A report by the national College Board, which oversees the AP program across the nation, was recently released. It showed the number of students taking the exams and the diversity representation, though it concentrates only on Hispanic, African American, and Native American student groups.
For the schools in Texas, participation in the AP exams has increased by 61 percent since the year 2001. Hispanics and African American students, however, were underrepresented in the AP exams.
African Americans students within schools in Texas had the biggest gap between total student population in the state and the percentage taking the AP exams. The African American students make up 13.5 percent of the total population, but only 6.8 percent took the exams — a disparity of almost half of the African American students opting not to participate in the AP program.
The Hispanic gap is closing in the Texas schools with 35 percent Hispanic students in the total population and 32.2 percent taking the exams.
The Texas schools have totally eliminated any gap for its Native American students with 0.3 percent of the population and 0.5 percent taking the AP exams.
Texas schools’ Commissioner of Education Shirley J. Neeley stated that they need to do a better job encouraging its minority students in middle school, so that they elect to take the AP classes and exams in high school.
The Texas schools students taking AP exams last year were 54,706 Caucasians, 34,976 Hispanics, 10,007 Asian Americans, 6,826 African Americans, 514 Native Americans, and 5,234 who marked “other” or gave no response for ethnicity. Minorities and “other” made up about 49 percent of the Texas schools testing population, as compared to the national average of 33.5 percent.
There were 204,403 AP exams taken by Texas schools students last year, many taking multiple exams. They scored three or higher on 99,428 of them. The Texas schools designated:
o 8,861 students as AP Scholars for scoring three or higher on three or more exams;
o 3,152 as AP Scholars with Honors for:
An average score of at least 3.25 on all exams, and
Scores of three or higher on four or more exams; o 4,447 as AP Scholars with Distinction for:
An average score of at least 3.5 on all exams, and
Scores of three or higher on five or more exams;
The national College Board named 752 Texas schools students as National Scholars for earning an average score of at least four on all exams, with scores of four or higher on eight or more AP exams.
Though these results are impressive, the Texas schools know they must continue to expand the overall enrollment, as well as increase the diversity levels in the AP program. State incentives make the AP program more accessible to students by lowering the per exam fee by $30, so that no student pays more than $52 for an AP exam. Further, combined funding from federal, state and local subsidies reduces the per exam fee to only $5 for low-income students.
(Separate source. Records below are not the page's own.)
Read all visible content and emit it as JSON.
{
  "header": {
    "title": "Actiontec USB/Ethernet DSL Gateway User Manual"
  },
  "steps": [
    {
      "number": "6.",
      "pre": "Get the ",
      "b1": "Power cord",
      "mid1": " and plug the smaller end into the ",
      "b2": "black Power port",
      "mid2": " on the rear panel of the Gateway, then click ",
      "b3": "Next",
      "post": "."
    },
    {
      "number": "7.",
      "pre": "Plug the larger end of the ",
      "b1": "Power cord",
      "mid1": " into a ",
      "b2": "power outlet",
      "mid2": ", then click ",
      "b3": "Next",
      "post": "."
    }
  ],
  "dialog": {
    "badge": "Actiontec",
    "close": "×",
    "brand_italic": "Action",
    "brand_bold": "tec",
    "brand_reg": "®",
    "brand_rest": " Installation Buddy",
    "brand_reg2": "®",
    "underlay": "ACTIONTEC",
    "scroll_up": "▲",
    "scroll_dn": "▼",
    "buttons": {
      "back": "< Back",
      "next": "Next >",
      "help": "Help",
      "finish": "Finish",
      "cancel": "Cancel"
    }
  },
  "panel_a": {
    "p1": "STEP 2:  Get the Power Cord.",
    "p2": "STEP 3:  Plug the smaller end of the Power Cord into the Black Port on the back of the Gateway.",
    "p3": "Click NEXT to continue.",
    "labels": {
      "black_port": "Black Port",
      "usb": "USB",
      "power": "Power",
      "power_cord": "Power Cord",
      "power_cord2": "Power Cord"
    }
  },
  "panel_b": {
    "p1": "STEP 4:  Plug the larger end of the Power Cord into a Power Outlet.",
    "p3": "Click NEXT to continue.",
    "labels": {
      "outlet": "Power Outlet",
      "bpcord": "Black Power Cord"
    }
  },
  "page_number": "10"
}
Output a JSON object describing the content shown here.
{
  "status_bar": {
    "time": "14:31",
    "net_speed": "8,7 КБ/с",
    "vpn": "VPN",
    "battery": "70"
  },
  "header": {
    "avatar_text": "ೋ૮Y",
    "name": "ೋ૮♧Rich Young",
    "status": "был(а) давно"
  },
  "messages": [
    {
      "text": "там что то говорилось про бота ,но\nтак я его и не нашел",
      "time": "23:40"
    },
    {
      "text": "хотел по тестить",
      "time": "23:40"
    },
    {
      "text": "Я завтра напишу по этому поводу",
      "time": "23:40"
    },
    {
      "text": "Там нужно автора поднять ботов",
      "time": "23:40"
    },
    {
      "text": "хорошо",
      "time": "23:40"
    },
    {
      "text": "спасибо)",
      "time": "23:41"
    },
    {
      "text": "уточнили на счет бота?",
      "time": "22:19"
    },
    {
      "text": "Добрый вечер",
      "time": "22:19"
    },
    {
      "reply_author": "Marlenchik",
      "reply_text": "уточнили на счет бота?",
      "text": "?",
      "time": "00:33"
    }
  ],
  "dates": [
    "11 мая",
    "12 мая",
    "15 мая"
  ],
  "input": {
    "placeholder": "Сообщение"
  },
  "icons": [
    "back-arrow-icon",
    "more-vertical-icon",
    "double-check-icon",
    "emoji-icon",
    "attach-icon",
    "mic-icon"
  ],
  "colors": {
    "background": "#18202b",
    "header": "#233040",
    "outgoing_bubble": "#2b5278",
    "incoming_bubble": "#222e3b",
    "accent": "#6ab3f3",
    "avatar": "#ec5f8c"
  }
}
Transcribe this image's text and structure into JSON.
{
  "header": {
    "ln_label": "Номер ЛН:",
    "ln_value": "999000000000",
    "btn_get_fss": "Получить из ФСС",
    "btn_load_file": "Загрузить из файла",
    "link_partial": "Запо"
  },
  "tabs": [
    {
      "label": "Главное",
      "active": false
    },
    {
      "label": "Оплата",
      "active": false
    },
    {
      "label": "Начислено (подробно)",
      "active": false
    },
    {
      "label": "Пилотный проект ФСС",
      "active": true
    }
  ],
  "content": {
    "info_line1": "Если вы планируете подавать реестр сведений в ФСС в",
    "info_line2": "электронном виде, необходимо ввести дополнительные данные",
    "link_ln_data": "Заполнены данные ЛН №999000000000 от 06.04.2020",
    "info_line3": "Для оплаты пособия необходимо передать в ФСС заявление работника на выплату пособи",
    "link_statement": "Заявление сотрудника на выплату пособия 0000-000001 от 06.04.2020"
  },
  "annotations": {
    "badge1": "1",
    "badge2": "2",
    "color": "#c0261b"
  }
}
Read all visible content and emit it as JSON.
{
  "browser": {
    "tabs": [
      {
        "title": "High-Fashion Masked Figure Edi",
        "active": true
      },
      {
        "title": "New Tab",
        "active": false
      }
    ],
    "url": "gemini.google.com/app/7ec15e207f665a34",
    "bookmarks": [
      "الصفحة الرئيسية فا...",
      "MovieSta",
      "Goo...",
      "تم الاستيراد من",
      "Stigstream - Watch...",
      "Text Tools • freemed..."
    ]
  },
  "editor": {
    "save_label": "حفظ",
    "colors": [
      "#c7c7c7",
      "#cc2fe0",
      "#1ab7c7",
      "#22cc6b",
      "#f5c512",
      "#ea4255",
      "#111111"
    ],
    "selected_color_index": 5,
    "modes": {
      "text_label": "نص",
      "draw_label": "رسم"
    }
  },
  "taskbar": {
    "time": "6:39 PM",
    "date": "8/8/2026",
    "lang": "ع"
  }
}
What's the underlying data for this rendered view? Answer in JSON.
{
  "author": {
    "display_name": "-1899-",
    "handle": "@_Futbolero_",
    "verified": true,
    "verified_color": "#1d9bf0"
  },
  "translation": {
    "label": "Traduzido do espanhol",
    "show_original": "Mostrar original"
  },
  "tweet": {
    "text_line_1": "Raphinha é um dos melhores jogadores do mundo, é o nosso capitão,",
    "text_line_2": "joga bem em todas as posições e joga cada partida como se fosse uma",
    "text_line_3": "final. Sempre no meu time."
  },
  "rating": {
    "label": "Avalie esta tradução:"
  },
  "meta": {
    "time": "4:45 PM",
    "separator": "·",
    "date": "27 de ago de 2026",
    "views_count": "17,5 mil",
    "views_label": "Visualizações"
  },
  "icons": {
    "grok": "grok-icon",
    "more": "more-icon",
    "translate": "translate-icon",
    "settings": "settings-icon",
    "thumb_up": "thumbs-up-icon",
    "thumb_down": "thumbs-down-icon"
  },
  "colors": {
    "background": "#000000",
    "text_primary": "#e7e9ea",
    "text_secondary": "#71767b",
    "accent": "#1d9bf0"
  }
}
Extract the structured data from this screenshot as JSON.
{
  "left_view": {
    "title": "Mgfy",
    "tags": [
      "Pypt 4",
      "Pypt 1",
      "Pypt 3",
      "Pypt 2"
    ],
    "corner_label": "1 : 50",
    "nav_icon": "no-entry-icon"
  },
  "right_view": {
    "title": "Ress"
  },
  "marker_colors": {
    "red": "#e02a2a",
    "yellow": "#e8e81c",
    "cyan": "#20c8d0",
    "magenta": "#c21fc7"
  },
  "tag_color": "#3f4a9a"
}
Additionally, the Texas schools have expanded its course offerings to entice more students to participate and used state incentives to train more teachers for the AP program.
With post-graduation success depending so much on a college degree, the AP coursework and exams are essential for all students to succeed in college. Minorities must be equally represented in Advanced Placement classes. The Texas schools still have work to do.